→ **Exercise objective**: For the records below, say how many lines contain the string "flag". Give the number only.
(Extracted information)
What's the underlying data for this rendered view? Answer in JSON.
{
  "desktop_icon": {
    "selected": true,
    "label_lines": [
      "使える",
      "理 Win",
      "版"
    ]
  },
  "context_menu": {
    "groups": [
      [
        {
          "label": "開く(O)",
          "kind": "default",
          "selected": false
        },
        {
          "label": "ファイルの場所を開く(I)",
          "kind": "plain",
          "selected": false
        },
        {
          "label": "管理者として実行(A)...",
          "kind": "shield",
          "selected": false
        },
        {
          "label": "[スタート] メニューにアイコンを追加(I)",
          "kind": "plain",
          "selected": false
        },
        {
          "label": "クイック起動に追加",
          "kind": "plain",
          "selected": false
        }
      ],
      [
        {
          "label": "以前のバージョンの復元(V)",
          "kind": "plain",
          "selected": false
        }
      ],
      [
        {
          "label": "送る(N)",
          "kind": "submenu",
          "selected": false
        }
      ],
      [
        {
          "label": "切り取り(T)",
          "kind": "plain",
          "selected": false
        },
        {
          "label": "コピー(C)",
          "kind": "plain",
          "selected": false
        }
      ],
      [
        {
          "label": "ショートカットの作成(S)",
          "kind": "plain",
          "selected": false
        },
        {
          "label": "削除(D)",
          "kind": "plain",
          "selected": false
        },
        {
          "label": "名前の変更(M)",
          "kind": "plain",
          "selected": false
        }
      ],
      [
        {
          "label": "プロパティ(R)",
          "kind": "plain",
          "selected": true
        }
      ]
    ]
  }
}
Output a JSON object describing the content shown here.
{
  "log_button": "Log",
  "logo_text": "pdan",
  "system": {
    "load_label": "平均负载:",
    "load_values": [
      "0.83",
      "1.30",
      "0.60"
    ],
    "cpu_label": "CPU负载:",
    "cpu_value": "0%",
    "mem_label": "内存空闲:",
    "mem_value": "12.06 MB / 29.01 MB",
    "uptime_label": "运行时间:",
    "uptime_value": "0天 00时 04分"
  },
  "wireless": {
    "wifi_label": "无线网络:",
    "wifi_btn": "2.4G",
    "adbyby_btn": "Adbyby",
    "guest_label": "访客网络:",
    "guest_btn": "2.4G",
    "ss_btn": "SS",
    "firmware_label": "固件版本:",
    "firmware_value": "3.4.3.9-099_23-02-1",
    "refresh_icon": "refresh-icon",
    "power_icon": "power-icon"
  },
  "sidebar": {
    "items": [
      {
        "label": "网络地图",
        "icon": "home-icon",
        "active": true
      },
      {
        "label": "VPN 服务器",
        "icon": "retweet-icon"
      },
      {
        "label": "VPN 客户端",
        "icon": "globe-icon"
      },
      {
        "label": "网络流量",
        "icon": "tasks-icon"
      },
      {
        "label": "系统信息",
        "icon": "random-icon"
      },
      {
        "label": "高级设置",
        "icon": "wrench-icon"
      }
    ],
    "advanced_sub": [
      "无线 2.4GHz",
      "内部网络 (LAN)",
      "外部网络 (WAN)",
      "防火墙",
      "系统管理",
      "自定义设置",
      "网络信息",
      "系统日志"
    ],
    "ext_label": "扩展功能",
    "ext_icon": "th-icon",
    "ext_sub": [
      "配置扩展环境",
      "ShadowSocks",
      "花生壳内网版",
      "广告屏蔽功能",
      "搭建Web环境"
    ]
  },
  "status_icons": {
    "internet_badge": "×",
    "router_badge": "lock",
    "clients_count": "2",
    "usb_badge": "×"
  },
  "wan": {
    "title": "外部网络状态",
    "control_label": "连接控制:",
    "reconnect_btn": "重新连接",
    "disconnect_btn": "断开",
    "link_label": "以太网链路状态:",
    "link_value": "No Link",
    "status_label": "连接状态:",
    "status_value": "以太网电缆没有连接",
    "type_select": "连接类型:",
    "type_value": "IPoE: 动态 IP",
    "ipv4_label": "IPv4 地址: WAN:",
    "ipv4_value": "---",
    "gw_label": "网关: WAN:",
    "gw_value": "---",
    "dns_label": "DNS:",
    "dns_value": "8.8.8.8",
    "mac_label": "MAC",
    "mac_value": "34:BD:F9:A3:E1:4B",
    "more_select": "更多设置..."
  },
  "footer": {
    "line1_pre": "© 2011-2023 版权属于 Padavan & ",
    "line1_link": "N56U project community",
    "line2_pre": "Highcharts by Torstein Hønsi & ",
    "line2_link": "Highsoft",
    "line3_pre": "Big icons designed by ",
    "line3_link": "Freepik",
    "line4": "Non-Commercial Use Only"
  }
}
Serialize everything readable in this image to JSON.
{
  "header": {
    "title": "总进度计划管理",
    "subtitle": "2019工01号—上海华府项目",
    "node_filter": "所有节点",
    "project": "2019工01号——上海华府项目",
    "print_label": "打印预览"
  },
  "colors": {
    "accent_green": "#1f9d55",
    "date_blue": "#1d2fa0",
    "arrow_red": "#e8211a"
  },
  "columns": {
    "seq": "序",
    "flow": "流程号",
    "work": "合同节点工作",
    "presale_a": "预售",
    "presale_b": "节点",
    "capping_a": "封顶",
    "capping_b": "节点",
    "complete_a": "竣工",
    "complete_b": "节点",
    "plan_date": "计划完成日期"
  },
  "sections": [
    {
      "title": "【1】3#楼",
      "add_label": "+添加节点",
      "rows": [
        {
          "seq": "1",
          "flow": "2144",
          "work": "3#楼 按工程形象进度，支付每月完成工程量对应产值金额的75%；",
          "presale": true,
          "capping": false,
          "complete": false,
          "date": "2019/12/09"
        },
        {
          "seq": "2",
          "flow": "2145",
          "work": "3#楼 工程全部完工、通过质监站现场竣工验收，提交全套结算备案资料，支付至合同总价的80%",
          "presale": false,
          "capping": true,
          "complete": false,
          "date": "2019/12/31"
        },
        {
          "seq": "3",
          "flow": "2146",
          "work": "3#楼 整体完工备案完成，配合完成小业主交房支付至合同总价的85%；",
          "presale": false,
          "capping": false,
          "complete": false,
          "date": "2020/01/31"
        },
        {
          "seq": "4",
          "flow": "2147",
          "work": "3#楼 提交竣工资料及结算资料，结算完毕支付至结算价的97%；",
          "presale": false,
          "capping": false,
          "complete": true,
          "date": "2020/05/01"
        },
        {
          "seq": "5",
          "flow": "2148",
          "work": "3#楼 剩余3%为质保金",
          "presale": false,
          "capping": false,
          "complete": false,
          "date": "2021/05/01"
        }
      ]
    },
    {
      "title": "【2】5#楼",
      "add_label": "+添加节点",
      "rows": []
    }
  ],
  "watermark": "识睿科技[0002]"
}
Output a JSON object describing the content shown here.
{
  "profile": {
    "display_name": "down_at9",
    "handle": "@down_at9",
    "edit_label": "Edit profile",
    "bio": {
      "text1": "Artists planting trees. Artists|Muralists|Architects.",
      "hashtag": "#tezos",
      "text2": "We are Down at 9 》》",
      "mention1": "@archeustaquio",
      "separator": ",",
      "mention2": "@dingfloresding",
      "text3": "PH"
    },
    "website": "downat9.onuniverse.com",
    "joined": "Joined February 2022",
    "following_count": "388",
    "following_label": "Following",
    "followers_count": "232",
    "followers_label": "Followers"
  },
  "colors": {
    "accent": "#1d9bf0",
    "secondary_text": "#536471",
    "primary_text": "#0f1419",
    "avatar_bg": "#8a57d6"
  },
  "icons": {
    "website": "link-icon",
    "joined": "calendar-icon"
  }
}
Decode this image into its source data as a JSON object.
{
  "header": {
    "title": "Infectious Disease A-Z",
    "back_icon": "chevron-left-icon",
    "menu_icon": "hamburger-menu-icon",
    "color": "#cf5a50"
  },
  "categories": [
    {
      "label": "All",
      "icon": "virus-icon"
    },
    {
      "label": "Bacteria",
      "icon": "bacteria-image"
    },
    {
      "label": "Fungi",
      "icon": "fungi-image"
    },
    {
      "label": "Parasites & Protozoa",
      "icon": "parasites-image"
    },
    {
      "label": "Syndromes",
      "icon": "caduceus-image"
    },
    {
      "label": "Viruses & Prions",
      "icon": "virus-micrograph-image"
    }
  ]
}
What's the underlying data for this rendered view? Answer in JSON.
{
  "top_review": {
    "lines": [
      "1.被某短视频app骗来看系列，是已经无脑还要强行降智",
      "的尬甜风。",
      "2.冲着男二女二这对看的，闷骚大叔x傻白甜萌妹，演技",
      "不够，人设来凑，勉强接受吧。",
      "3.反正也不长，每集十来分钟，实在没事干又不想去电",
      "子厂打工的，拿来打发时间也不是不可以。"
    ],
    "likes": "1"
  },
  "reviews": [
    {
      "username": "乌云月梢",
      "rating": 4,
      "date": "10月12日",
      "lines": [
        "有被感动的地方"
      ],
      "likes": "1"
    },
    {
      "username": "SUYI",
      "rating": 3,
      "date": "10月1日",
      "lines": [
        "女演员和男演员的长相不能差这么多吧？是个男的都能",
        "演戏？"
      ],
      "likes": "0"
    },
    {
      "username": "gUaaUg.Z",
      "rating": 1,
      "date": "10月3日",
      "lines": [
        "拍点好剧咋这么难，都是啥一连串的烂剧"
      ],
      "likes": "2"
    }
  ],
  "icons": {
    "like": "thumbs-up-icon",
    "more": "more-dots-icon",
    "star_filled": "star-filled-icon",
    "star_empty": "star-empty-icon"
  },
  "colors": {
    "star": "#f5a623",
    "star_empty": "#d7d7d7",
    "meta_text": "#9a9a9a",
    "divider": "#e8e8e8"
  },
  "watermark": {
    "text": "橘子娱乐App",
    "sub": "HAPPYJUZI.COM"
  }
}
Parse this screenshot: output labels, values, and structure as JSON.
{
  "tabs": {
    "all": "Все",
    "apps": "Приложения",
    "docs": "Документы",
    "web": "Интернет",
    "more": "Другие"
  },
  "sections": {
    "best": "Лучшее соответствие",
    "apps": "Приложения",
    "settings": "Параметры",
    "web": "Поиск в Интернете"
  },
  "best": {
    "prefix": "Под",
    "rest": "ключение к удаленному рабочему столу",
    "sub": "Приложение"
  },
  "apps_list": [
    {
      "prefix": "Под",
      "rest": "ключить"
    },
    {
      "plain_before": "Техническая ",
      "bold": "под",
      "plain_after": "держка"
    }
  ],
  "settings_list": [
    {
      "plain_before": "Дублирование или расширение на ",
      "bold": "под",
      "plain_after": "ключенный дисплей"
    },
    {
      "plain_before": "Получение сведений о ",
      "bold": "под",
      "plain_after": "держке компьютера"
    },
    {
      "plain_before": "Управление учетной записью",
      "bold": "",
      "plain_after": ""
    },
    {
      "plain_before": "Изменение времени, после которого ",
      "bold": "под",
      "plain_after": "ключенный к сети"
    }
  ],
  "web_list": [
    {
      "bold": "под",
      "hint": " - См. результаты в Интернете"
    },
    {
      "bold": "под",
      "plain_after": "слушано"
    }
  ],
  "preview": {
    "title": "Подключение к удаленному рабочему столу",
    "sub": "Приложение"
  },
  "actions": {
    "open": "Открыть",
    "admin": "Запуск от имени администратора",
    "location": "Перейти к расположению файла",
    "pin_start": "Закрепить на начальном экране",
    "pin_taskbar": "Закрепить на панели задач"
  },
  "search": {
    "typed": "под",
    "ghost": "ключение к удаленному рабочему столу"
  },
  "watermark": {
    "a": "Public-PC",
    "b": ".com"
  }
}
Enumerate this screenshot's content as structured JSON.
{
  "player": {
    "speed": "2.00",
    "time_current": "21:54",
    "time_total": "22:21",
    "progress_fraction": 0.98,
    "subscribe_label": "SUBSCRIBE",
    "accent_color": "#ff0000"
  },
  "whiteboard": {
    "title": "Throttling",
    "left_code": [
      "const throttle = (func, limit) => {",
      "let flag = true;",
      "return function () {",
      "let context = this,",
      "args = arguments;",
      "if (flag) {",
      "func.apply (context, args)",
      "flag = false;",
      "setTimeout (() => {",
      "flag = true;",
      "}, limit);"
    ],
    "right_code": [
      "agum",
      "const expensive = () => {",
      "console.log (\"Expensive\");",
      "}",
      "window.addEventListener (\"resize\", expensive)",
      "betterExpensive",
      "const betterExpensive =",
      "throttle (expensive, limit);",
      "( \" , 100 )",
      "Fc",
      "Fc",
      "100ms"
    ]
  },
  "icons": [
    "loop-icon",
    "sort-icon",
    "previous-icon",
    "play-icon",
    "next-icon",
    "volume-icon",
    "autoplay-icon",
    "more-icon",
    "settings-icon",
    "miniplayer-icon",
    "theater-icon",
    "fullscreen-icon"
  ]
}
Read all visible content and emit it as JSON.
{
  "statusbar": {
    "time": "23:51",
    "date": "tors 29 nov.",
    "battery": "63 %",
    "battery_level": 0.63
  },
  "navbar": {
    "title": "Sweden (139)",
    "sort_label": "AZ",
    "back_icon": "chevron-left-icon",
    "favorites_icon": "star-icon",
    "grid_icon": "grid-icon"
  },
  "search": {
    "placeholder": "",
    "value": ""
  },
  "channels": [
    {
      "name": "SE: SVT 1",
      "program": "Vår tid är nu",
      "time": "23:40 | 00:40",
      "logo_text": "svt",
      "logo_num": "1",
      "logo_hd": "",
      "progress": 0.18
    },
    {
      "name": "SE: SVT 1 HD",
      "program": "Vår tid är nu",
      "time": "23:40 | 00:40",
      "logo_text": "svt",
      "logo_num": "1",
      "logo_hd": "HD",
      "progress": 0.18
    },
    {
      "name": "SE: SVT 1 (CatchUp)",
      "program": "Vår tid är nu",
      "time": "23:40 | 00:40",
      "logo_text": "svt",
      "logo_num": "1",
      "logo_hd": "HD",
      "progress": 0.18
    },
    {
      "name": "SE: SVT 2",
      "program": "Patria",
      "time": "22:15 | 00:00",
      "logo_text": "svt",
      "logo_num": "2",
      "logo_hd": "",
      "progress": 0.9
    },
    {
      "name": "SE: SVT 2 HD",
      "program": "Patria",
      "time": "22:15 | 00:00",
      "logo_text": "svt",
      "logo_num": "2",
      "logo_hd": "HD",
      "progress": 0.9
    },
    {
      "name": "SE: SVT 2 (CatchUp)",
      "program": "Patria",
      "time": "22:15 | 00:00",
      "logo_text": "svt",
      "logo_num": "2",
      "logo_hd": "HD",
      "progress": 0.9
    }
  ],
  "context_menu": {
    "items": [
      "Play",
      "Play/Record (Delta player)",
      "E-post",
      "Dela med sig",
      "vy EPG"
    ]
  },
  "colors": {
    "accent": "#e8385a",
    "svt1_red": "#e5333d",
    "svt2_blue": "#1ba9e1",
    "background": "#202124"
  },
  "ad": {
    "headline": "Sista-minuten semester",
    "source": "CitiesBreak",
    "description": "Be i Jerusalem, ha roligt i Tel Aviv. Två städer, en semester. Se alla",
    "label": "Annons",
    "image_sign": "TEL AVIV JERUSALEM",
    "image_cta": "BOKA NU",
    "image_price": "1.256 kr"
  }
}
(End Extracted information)
→ **Answer space**: 4